Barker held out his hand as if to dissuade an attacker, watched as the door caved, split down the middle in a confusion of powder and plywood shards. One half of the sundered door swung dazedly on its hinges, the other toppled at an awkward, canted angle.

TV: “Excuse me for interrupting, Professor, but it sounds like what you’re saying is that these people have no choice in terms of their own actions…that these acts of civil disobedience and vandalism—”

Barker froze, one hand suspending his loose pants, the other extended in self-defence. Through the rubble of the shattered door, two men appeared. Police officers. Behind the officers, a man and a woman in identical uniforms. Paramedics? A few feet behind this second duo was a concierge holding a keycard aloft like an Olympic torch, looking crestfallen.

“In many ways they don’t have a choice, so thoroughly have their freedoms – in different ways, over so long a period of time – been systematically stripped from them.”

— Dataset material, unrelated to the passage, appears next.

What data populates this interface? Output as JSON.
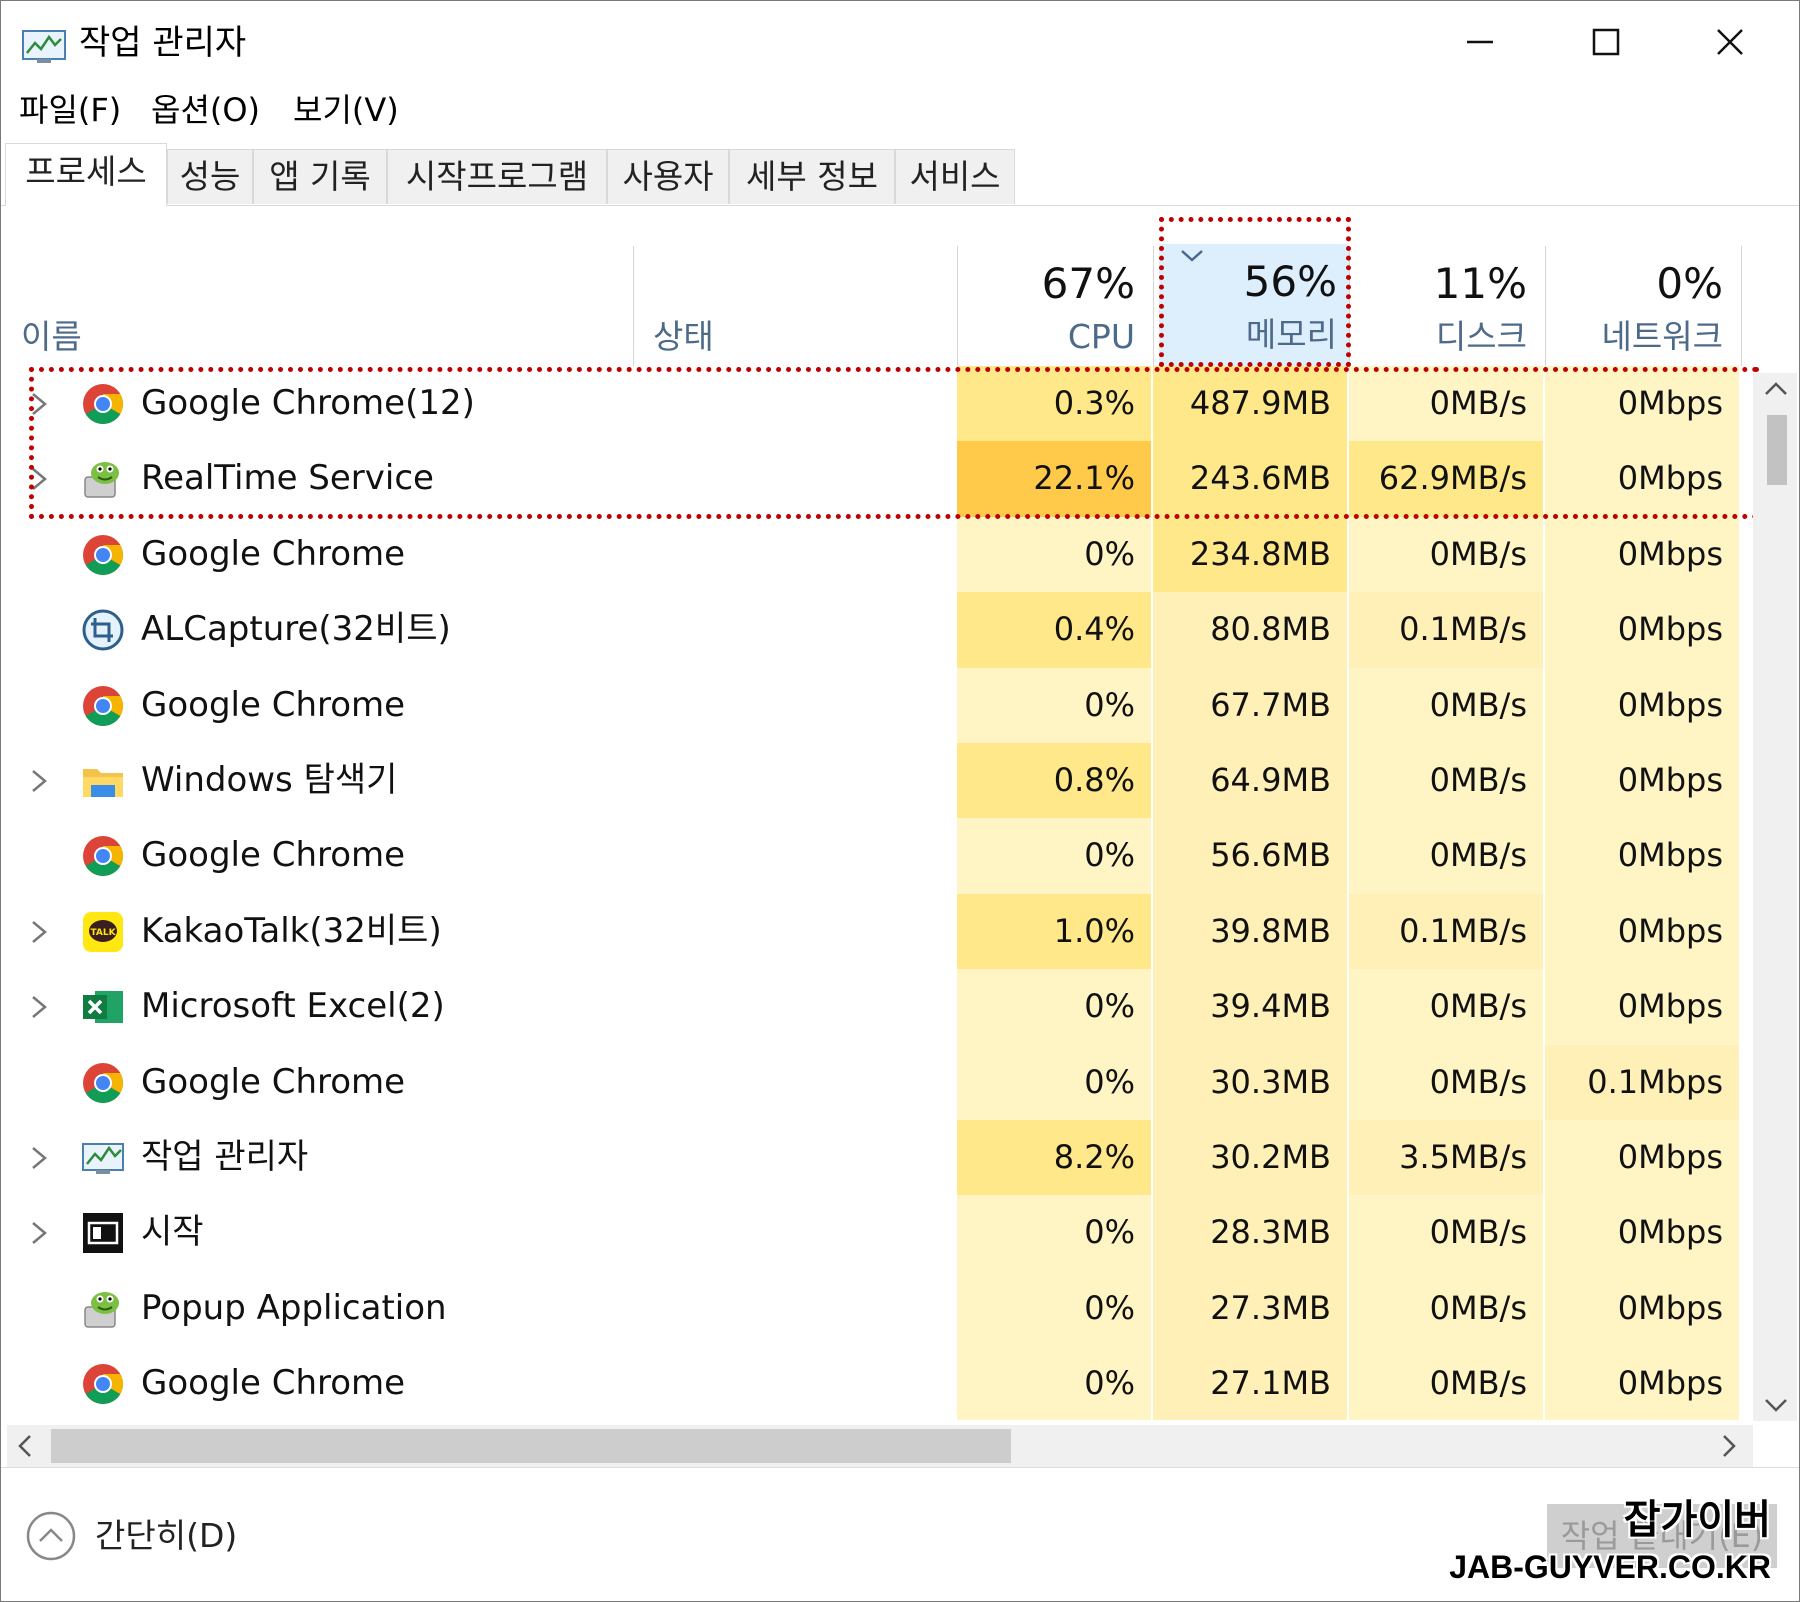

The taller policeman pushed inside. Barker watched the officer’s eyes scout around the room – first to this, then to that, and back to Barker. The officer’s eyes narrowed, mental gears grinding, knitting every observable element into a firm narrative sheath.

“For many of these people, far too many of these people, agency is no more than this: An illusion.”

Barker had to say something; stop the officer’s story from crystallizing. While in certain respects, in certain quarters, Barker was considered a genius (of sorts), this was no time for showboating. All he needed was a simple and succinct interjection, a different angle, a unique twist, a contrary but equally plausible counter-plot.

What he came up with was this: It’s not what it looks like.

Okay. Not great. But it would have to do.

As Barker began to speak, the relay between his brain and mouth fizzled.

Instead of “It’s,” he said “Look.”

The word hung in the air. Barker gawped, considering how best to correct his error.

The officer lunged.